Trivia question for Apr-20-2011
Carter liked learning about these guys and he is convinced that this species is so rare, no one will get these questioned answered. Lets see: These guys do not form lasting bonds; instead, temporary, constantly changing herds are formed.
These guys live in semi-arid grasslands where it feeds on grasses, legumes, and browse; it can survive up to five days without water. These guys were the first of its species to be discovered by the Europeans and was used by the Romans in circuses. However, it was largely forgotten about in the Western world for a thousand years.
This species is considered endangered. Its population was estimated to be 15,000 in the 1970s and by the early 21st century the population was lower than 3,500, a 75% decline. It is estimated that there are less than 2,500 of these guys living in the wild.
So here are Carter’s questions;
Tell us what is different about their stripes which make this species so easily identifiable? Also, these guys have the longest gestation period among Equid family members, tell us how long it is and also tell us how these guys got their name?
Good Luck 😉
Congratulations to Silmi from India for being the first with the correct answer. The Zebra species we featured is the Grevy’s Zebra. The Grévy’s Zebra, also known as the Imperial Zebra, is the largest extant wild equid and one of three species of zebra, the other two being the plains zebra and the mountain zebra.
The Grévy’s zebra was first described by French naturalist Émile Oustalet in 1882. He named it after Jules Grévy, then president of France, who, in the 1880s, was given one by the government of Abyssinia. Gestation of the Grévy’s zebra normally lasts 390 days, with a single foal being born. This is the longest gestation period among Equid family members.
As for how to tell these guys apart from other zebra species, the easiest way is by looking at the stripes on their hind-quarters.

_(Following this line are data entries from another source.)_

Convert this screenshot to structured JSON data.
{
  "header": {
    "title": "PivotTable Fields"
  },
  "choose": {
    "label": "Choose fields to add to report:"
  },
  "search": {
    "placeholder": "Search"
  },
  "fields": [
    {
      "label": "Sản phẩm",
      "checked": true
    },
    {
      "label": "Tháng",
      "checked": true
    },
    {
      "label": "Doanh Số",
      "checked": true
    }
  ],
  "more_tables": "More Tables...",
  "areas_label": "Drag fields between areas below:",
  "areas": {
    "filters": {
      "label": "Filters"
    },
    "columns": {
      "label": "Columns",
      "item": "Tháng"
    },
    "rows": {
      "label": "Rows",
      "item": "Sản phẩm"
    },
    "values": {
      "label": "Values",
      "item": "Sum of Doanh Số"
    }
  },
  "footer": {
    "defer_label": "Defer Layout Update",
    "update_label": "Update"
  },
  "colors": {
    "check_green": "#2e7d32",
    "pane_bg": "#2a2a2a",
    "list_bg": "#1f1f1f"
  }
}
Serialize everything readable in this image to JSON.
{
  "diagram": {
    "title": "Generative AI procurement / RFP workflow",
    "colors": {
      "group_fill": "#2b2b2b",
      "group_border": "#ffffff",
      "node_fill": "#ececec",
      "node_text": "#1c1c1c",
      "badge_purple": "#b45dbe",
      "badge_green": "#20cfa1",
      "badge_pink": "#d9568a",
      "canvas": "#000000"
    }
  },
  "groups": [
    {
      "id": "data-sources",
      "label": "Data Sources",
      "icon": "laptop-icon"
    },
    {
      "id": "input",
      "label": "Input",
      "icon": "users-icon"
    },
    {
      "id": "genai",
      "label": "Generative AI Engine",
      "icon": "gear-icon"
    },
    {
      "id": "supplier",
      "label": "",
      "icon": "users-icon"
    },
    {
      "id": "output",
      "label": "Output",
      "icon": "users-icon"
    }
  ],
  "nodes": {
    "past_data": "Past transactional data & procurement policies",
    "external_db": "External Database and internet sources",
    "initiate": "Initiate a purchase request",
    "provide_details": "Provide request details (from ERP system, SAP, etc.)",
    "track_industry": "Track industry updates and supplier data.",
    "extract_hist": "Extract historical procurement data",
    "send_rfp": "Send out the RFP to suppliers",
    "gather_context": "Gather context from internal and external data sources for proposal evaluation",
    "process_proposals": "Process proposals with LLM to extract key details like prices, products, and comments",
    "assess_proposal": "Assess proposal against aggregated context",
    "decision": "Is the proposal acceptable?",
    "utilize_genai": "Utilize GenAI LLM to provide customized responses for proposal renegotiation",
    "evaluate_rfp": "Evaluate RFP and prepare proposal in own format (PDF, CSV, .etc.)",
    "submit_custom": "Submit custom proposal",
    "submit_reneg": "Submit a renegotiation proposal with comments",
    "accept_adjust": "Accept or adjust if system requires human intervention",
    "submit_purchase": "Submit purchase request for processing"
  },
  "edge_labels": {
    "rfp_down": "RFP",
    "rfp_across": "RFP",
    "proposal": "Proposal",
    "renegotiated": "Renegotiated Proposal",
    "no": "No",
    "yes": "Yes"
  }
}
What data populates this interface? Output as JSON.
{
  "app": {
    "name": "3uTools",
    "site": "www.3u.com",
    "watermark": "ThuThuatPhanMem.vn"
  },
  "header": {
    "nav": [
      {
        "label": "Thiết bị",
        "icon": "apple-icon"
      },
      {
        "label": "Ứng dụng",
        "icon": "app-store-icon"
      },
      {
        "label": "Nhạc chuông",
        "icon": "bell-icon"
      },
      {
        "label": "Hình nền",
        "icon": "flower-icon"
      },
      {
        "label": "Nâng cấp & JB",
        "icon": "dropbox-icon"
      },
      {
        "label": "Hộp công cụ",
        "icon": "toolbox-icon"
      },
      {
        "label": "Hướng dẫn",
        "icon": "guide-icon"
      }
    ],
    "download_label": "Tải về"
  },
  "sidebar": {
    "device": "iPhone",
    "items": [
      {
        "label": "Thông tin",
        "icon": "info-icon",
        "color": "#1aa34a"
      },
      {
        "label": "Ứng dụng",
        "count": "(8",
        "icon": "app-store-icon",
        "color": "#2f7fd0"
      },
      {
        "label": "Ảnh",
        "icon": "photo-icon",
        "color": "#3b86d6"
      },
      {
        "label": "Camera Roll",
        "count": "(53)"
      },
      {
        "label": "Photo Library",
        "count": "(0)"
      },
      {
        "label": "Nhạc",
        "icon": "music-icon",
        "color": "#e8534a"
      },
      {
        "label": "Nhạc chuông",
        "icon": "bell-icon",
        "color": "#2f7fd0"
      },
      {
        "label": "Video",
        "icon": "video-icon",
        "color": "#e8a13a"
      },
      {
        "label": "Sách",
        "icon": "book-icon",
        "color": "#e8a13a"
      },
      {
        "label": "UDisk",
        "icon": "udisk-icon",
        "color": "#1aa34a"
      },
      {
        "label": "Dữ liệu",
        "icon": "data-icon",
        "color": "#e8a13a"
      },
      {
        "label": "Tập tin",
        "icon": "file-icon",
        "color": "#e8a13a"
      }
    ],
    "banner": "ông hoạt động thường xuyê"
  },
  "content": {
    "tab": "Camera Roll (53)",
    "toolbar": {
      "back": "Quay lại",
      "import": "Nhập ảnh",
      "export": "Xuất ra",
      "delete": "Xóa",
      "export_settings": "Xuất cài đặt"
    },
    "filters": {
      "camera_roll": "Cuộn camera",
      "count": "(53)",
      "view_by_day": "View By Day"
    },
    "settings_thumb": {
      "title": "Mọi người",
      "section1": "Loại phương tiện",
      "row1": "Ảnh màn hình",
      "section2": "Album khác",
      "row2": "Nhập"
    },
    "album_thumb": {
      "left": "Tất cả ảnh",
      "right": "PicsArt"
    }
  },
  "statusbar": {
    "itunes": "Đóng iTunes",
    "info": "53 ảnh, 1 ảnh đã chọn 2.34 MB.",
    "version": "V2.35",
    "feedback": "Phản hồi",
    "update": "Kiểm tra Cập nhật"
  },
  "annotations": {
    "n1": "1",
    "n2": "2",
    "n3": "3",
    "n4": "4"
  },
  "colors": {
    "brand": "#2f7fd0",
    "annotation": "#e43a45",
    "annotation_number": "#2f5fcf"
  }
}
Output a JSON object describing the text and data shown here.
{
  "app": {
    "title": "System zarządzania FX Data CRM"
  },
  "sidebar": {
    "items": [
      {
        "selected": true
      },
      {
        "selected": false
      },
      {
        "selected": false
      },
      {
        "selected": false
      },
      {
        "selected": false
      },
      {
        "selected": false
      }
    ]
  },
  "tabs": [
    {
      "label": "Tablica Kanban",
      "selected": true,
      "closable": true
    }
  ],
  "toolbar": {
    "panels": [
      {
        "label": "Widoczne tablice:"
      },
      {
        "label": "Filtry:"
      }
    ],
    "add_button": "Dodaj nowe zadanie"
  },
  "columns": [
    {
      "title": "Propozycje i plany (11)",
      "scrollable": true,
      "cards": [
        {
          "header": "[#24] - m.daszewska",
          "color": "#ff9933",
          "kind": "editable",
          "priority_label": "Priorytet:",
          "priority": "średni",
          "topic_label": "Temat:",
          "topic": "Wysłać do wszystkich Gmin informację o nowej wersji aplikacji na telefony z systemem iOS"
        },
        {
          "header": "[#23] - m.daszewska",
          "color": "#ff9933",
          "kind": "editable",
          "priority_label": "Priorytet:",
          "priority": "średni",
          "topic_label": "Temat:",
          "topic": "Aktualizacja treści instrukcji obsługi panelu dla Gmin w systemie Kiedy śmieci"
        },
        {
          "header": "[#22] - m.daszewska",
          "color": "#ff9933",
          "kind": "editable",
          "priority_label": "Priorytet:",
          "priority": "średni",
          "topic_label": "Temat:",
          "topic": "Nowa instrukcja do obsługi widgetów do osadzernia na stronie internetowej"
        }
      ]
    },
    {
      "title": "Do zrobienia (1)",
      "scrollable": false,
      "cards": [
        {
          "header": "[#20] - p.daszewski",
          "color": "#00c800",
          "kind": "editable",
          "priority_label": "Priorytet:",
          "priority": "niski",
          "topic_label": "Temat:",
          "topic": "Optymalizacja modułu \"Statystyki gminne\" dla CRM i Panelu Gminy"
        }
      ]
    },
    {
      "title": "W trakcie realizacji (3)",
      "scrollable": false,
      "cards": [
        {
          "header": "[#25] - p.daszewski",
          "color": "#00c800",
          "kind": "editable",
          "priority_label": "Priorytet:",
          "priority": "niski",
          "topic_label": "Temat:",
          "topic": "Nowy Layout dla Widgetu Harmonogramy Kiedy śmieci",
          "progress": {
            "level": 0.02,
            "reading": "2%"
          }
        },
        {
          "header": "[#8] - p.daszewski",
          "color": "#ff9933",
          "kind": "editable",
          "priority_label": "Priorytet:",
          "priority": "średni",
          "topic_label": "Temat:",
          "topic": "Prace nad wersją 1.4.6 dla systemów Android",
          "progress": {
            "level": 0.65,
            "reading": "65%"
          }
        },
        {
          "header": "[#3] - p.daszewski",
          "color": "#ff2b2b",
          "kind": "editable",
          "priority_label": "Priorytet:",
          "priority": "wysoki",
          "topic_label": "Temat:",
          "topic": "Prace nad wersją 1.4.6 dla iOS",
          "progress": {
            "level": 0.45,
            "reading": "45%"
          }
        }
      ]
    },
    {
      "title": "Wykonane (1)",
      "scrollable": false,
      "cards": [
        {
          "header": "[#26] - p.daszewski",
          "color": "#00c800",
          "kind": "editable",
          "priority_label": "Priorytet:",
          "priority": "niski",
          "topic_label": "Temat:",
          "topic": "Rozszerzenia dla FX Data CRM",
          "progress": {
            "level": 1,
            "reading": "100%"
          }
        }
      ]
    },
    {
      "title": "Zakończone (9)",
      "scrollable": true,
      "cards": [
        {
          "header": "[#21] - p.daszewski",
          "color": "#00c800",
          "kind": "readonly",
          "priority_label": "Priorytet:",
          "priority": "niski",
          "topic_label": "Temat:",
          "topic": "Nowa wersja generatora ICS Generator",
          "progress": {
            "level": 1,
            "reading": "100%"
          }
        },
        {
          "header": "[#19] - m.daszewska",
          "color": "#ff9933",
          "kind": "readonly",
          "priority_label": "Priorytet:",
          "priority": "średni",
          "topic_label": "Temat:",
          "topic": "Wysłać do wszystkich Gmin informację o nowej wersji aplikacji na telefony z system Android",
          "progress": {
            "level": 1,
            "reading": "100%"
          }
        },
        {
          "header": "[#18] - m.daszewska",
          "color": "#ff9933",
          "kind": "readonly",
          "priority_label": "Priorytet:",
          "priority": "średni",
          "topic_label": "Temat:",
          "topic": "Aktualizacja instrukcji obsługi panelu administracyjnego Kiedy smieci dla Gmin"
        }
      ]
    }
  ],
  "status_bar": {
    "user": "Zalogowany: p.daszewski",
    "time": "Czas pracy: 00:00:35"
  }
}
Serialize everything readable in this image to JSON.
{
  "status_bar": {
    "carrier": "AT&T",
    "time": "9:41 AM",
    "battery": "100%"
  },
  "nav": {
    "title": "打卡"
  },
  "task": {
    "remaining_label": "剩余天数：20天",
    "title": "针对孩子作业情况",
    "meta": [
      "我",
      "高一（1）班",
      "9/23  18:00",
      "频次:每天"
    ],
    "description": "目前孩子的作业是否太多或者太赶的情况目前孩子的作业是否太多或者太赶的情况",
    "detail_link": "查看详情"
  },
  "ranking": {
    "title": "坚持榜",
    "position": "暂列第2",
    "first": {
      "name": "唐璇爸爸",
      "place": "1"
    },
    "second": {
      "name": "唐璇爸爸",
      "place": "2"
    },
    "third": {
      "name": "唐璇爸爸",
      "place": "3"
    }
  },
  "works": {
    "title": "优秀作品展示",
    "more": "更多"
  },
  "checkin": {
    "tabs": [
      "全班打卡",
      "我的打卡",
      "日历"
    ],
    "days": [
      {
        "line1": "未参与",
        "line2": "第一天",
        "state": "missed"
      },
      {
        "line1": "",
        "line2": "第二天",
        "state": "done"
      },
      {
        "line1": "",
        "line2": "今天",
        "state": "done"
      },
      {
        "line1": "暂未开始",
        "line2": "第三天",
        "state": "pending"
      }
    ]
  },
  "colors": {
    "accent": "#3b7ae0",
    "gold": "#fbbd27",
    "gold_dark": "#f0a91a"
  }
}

Grévy’s zebras have vertical rather than horizontal stripes on their rumps, making them easily identifiable. Here is more on these rare zebras: Grévy’s Zebra
Thanks for playing along 😉